For much of the first half of the Bengals preseason opener on Friday night, the Bengals' offense was far superior to that of the Minnesota Vikings. They topped Minnesota in total yards 193-155, number of plays 39-20, rushing yards 45-23 and passing yards 148-132. They also had the ball for the majority of the half, having a time of possession of 18:64, as opposed to the Vikings' 11:16. Yet, at the end of the half Cincinnati trailed 10-7, a sign that the Bengals were frustratingly unable to finish drives that they seemed to be entirely in control of.
There was of course the failed 48-yard field goal attempt by Mike Nugent after an incomplete pass attempt from Andy Dalton to A.J. Green. Again, this was a drive that started off well; they made it 43 yards on 9 plays with a good showing from Dalton as he put up 32 passing yards. Unfortunately it started a trend by this Bengals team in the first half, as it sputtered off with a 2-yard loss by Giovani Bernard, a 9-yard reception by Green that wasn't enough, and the aforementioned incompletion.

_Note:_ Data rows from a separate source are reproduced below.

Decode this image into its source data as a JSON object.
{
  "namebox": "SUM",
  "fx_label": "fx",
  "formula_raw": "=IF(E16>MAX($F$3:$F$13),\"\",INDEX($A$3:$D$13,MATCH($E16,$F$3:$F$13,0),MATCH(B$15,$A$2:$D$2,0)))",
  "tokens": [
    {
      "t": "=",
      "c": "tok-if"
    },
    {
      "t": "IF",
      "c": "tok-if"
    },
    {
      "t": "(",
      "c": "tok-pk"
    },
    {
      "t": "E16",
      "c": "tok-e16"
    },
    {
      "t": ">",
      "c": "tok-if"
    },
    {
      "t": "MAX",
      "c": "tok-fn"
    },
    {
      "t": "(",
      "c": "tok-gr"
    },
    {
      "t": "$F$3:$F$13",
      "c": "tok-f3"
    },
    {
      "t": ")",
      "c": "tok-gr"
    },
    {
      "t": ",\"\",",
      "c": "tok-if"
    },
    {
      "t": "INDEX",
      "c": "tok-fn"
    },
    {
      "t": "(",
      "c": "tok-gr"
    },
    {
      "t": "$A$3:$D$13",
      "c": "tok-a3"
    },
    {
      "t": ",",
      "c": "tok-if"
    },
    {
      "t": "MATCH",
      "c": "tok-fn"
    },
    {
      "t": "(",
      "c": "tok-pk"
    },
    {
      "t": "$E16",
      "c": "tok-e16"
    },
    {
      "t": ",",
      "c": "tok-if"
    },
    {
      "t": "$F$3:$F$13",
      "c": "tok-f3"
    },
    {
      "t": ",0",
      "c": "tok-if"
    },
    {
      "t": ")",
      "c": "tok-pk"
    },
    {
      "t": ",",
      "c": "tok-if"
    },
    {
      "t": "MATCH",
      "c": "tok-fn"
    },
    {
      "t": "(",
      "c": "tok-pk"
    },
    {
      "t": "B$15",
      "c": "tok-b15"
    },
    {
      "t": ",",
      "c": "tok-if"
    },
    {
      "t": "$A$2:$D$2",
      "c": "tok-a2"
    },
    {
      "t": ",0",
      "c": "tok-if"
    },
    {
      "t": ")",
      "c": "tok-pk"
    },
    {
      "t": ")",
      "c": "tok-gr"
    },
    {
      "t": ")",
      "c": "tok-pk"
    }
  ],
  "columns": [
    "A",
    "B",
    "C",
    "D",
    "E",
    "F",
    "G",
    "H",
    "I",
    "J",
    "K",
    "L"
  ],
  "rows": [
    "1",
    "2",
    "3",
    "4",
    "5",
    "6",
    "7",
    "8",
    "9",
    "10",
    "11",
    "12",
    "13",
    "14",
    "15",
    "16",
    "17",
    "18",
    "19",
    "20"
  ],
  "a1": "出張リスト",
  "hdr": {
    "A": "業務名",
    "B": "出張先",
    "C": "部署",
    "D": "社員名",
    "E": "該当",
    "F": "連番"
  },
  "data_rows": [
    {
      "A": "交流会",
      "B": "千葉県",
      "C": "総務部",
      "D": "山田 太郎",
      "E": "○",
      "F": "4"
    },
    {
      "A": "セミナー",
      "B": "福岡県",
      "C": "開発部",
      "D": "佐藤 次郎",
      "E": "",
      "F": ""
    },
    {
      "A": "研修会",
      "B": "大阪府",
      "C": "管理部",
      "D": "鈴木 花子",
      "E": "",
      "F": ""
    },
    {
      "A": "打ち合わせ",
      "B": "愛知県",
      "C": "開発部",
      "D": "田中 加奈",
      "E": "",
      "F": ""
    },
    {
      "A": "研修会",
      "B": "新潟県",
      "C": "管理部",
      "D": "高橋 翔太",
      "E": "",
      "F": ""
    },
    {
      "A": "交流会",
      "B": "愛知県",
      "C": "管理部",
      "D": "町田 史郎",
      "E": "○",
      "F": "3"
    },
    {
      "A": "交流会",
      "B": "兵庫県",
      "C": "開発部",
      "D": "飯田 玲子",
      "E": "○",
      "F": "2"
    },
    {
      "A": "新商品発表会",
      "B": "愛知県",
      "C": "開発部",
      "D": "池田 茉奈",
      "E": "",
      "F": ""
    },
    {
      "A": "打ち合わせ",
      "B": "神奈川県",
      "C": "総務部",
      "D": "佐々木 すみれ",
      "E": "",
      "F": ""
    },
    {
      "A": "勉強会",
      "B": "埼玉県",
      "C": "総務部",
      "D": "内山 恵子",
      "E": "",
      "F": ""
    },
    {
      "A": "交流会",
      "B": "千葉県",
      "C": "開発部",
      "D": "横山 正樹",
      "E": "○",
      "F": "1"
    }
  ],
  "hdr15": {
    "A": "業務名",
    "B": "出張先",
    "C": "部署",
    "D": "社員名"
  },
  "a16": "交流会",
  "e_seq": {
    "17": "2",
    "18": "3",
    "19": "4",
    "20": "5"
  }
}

Following that missed field goal came AJ McCarron's first possession, which ended up being the most frustrating possession of the game due to the way it ended. Cincinnati started with the ball on their own 7 yard line, and McCarron led them all the way to the Minnesota 3. The drive went 89 yards, took 12:24, lasted 22 plays, and resulted in 0 points after a failed 4th down conversion. On that drive, the offense went 6/7 on third down conversions, and it seemed as though they could do no wrong until they got down inside the 10. Obviously, failing to get just 1-yard on the failed 4th down conversion to end that drive is bad, but another failed play came earlier in that set of downs when Cincinnati lost a couple yards on 1st down. On the play, McCarron hands off to Cedric Peerman, and Peerman looks to go straight up the middle but can't even get back to the line, as Vikings defensive tackle Tom Johnson blows right past Kevin Zeitler who is moving up into the secondary, and Cedric Ogbuehi can't shift left in time, allowing Johnson to take Peerman down for a loss of two yards.
Prior to this failed run, the Bengals had been relying heavily on short and quick passes. McCarron completed six short passes in that drive, including back-to-back passes to Peerman following that play. That loss of yards put pressure on Peerman to get yards after the catch on those two receptions, and he couldn't get enough as Minnesota's coverage didn't allow much extra. Going back to the 4th down play, Peerman was called on for the 4th straight play and couldn't push forward for the one-yard needed to set them up with 1st and goal. With the success that McCarron had all night on quick passes, a goal-to-go situation likely would've meant six points. This failed drive contributed to their poor 33% red zone efficiency.
Marvin Lewis noted in his postgame comments that the failed 4th down conversion was one of the critical moments of the game, saying "we've got to convert that fourth-and-one."
This was the most notable failed drive of the game for Cincinnati due to the fact that it was such a successful drive up until the end, but unfortunately it wasn't the only time that Cincinnati struggled to finish the drive and put points on the board.
Another missed opportunity came immediately following that failed 4th down, as the Bengals had Minnesota pinned inside their own 5. The Vikings gave the ball to running back Jerick McKinnon, and after a great push by the Bengals' defensive line, McKinnon was pinned behind his own linemen five yards deep in the end zone. Margus Hunt was squared up in front of McKinnon with a chance to put two points up on the board, and he botched the opportunity. McKinnon got around Hunt with ease and put up 10 yards, which was the first positive play on Minnesota's first scoring drive, putting the Bengals down 7-0 in a game where they would never lead.
Cincinnati looked great in many ways. They beat the Vikings in first downs, yards (total, rushing, and passing), pass completions, return yardage and time of possession. Statistically, they dominated. But they couldn't finish. They couldn't finish plays, they couldn't finish drives and they couldn't finish off the game.
"I count that as 12 points," Lewis said after the game referencing the Bengals' missed opportunities. In a game decided by one point, all it would've taken was one conversion in a scoring opportunity to change the outcome of the game.
It's good for Cincinnati that preseason outcomes aren't important, and there's a lot that the Bengals did well, but working on converting scoring opportunities has to be objective number one for practice this week.